Pain management fellows Bert Blackwell, M.D., and Greg Skiba, M.D., an anesthesiologist, wrote modules along with Dr. Zuazu. Prous Science, an international medicine and life sciences information provider headquartered in Barcelona, Spain, developed the online course from the core content. Prous Science, which has a subsidiary in Buenos Aires, Argentina, is coordinating with representatives of Merck & Co. Inc. to provide course access codes to physicians in Latin America. The course is free to physicians and is linked to the Merck Web site.
“The Health Science Center is breaking ice, because there is nothing specially designed for the Latin American physician in terms of a continuing education program with a certificate to provide educational material on this topic,” Dr. Zuazu said.
The course certificate is granted through the department of anesthesiology, and Dr. Zuazu credits Joseph J. Naples, M.D., professor and chair of anesthesiology and the R. Brian Smith, M.D., Professor at the Health Science Center, with supporting this endeavor. Martha A. Medrano, M.D., M.P.H., assistant dean for continuing medical education and director of the Health Science Center’s Medical Hispanic Center of Excellence, also lent her support. Becky Holloway, Web specialist in the office of multimedia and Web services, developed the course Web site for exam taking and crediting of scores to physicians.
“This is very well done,” Dr. Naples said. “It is very practical and challenging, timed and graded. It is a high-tech online course in Spanish. This will be useful for the physicians’ treatment of pain. Dr. Zuazu is the initiator of this and is well known in Spain and Central and South America.”

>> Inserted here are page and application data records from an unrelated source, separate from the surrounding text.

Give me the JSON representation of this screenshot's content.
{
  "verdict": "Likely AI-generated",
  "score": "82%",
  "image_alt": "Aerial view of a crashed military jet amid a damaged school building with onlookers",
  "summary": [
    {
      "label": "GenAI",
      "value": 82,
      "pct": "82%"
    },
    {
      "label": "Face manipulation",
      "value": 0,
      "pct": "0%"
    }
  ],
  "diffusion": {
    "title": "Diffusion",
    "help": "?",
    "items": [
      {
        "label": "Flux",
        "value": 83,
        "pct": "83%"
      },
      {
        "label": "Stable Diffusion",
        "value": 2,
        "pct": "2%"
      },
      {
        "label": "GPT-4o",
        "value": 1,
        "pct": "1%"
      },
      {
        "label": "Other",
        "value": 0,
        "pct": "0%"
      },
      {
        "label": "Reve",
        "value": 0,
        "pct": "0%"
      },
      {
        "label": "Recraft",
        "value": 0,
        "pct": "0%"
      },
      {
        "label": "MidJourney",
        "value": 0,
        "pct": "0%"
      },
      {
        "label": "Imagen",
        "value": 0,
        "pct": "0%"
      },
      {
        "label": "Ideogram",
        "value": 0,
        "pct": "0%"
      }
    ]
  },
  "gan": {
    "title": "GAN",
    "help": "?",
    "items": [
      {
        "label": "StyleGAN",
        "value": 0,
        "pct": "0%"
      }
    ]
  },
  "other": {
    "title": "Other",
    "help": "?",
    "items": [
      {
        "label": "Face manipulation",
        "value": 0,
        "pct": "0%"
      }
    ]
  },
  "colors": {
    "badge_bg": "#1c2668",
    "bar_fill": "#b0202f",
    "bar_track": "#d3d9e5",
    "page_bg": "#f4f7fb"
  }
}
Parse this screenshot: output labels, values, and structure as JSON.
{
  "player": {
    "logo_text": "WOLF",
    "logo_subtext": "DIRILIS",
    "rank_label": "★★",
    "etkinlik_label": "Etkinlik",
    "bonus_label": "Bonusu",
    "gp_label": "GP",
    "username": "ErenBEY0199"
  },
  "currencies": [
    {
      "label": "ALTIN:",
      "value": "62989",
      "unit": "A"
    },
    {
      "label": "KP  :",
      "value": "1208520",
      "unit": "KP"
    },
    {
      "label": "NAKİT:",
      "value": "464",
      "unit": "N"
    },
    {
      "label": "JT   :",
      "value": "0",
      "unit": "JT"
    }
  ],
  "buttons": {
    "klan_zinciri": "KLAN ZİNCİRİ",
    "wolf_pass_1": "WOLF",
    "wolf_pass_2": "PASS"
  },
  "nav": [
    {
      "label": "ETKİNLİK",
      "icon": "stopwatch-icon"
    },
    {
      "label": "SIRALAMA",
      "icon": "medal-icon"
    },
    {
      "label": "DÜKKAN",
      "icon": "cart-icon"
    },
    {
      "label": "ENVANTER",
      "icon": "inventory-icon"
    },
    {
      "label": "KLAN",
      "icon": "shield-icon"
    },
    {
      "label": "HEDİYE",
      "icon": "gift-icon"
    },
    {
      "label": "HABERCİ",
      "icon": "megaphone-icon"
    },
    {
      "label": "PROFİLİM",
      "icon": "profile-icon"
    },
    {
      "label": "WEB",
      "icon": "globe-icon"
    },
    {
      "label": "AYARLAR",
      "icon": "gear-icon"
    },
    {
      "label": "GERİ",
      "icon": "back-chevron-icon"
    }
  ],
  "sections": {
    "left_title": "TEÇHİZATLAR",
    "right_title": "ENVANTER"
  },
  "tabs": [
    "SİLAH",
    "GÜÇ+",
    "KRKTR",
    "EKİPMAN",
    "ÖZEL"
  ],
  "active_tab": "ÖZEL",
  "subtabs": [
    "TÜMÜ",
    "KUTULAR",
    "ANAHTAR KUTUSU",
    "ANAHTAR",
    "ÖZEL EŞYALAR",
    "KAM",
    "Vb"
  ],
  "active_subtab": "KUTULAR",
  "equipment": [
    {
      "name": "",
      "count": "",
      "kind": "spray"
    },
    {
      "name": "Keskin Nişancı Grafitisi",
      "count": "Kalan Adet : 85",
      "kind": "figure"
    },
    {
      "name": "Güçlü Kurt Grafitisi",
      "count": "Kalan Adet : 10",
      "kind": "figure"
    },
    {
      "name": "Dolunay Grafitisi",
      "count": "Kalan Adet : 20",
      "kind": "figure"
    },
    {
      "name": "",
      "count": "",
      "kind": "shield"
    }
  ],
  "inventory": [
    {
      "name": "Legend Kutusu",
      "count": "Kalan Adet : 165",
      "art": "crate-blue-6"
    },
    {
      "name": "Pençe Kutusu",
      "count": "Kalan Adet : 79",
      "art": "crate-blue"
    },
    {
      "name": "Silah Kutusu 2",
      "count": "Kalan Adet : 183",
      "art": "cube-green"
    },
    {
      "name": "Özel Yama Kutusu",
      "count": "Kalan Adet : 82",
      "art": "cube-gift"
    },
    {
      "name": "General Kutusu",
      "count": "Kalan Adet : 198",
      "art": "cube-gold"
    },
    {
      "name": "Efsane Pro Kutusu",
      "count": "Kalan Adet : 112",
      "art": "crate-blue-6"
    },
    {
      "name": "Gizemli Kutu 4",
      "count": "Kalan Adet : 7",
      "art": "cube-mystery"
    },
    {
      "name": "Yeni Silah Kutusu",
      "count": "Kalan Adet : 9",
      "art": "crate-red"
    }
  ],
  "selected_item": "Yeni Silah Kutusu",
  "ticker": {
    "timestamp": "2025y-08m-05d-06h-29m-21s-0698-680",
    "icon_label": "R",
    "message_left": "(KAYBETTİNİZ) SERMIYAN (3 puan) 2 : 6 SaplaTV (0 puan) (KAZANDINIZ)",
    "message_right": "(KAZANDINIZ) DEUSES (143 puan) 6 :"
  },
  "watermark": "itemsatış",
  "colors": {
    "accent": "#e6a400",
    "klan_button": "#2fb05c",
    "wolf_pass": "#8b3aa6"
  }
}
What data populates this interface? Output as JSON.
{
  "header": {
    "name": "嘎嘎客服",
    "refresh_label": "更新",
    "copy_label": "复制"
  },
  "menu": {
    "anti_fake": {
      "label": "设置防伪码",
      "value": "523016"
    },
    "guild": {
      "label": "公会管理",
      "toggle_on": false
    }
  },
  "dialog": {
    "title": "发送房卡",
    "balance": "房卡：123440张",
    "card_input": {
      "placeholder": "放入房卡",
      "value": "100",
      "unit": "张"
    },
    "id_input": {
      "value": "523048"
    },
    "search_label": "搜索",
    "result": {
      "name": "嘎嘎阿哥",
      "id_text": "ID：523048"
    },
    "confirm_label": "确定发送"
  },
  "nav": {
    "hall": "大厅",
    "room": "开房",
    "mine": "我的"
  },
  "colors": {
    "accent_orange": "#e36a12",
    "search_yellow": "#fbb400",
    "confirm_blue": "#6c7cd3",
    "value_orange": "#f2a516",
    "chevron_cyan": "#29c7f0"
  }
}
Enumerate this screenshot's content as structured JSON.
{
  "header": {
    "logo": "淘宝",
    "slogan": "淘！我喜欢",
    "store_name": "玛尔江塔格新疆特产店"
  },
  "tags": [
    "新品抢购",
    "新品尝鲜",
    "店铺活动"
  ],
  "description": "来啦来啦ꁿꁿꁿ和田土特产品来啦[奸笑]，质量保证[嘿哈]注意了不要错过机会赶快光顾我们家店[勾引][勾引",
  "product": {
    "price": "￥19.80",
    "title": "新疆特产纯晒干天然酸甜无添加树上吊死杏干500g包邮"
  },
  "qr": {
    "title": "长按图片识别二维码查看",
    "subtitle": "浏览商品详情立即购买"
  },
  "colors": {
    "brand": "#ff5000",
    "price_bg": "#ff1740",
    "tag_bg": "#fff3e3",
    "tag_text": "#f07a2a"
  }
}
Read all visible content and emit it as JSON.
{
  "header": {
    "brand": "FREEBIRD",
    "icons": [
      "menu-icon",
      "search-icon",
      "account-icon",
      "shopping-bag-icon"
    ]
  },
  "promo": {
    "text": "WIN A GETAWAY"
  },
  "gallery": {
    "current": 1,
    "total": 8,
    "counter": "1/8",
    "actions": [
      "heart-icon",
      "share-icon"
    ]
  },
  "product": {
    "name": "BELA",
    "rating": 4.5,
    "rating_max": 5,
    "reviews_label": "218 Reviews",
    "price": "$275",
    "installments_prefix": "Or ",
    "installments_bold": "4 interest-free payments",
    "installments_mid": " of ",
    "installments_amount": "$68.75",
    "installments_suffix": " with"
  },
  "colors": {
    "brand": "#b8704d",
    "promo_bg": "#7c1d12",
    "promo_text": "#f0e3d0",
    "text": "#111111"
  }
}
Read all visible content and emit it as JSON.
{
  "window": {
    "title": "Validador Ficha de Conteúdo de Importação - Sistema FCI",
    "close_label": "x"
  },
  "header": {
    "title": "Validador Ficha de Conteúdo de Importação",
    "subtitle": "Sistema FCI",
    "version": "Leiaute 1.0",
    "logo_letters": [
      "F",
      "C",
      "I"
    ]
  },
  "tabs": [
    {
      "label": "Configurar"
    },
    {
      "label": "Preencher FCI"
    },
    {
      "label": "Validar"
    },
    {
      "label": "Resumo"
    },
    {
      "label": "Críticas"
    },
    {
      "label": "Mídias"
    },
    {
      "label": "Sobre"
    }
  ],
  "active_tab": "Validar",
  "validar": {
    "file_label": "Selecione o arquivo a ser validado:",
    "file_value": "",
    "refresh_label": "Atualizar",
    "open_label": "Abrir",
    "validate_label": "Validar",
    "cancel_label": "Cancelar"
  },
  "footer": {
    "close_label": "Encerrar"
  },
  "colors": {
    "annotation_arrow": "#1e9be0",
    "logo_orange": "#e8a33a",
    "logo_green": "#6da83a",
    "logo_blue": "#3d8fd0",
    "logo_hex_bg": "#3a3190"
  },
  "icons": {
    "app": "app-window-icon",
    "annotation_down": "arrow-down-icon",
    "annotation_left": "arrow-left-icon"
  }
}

Percy Zambrana, M.D., a visiting anesthesiologist from the University of Chiclayo in Northern Peru, said he is trying to develop a pain clinic at a hospital in Chiclayo. “The course is a great development,” he said. “We need this course. We have only a small group of doctors in the area of pain.” Dr. Zambrana has returned to Chiclayo to continue his work.
“Our Hispanic Center of Excellence and Health Science Center are reaching beyond South Texas to provide high-quality, much-needed opportunities for our neighbors in South and Central America,” Dr. Medrano said.
The course is called the “Curso de Manejo del Dolor” (Course for Management of Pain).